It's hard not to think of Foucault as one meanders through three hundred pages of tossed off analysis if how people thought about allegories five hundred years ago in northern france. As Cantor says, Huzingia wrote this book with sources available in any "second tier library". Pretty much any criticism one might have of Foucault's scholarship one might apply here.
It is the speculative nature of Huzingia's scholarship that is both the greatest strength and weakness of "Autumn".
This book is heavy treading. The quotations are printed in their original language, with a footnote at the bottom. The translators have added end notes to explain the more obscure cultural references, but they are END notes, so of little use during the reading. This is not really a "read on the go" type of book. I found I had to focus on reading 20-30 pages a night for a couple of weeks.
This translation of the book seems solid. It includes a lot of text from original documents, many in French, or Latin, but includes English translations in the footnotes section. A few parts of the book were more difficult to work through than others, but in the end I felt like I had gained a new insight into European history. I particularly think that Huizinga's thoughts about the Christian church in this era leading to the reformation make for fascinating reading.
If you are interested in what life in the late middle ages may have been like then I highly recommend this book. Keep in mind that it is a historical exposition about this era, not a textbook treatment full of facts. Personally, it has kindled enough interest in this subject for me to warrant further study- hopefully it will do the same for you.

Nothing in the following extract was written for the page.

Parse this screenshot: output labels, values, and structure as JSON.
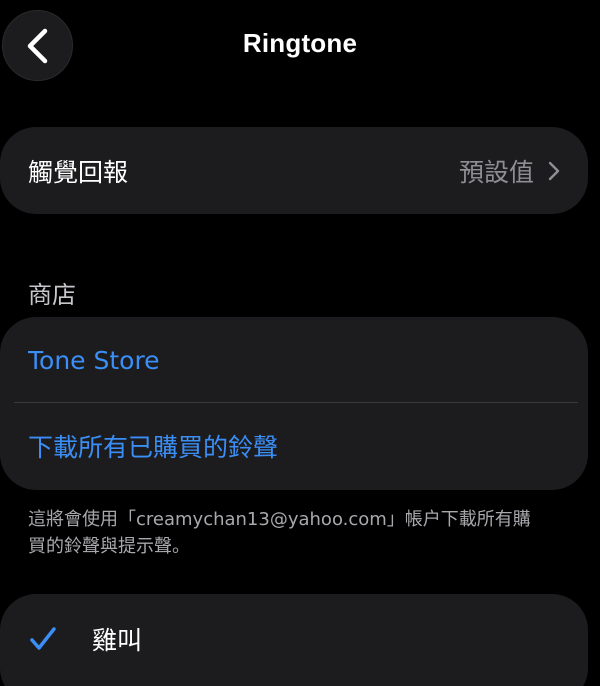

I thought they were the same book when I ordered from Amazon -- there was no information to indicate otherwise. I only realized that "The Autumn of the Middle Ages" was a completely different version after I read the introduction. And a few pages into the main text, I simply couldn't continue. The translators might think they were doing their students a favor by bringing in a newer, fuller translation, but no amount of good intention can compensate for dullness. On the second try I correctly ordered the "The Waning of the Middle Ages" and instantly understand why it is a classic when I started reading it. So whoever made the same mistake as I did the first time, don't give up. Get "The Waning" instead and you will love it.
Autumn provides an insight into the life and times of the middle ages, leading into the Renaissance. The content is interesting, but the presentation is very dense and hotch-potch. The chapters are dilineated around a theme, but within the chapters the ideas are not structurally tied in a tangible sequence.
Good book...but only for the serious reader with the fortitude to plow through it.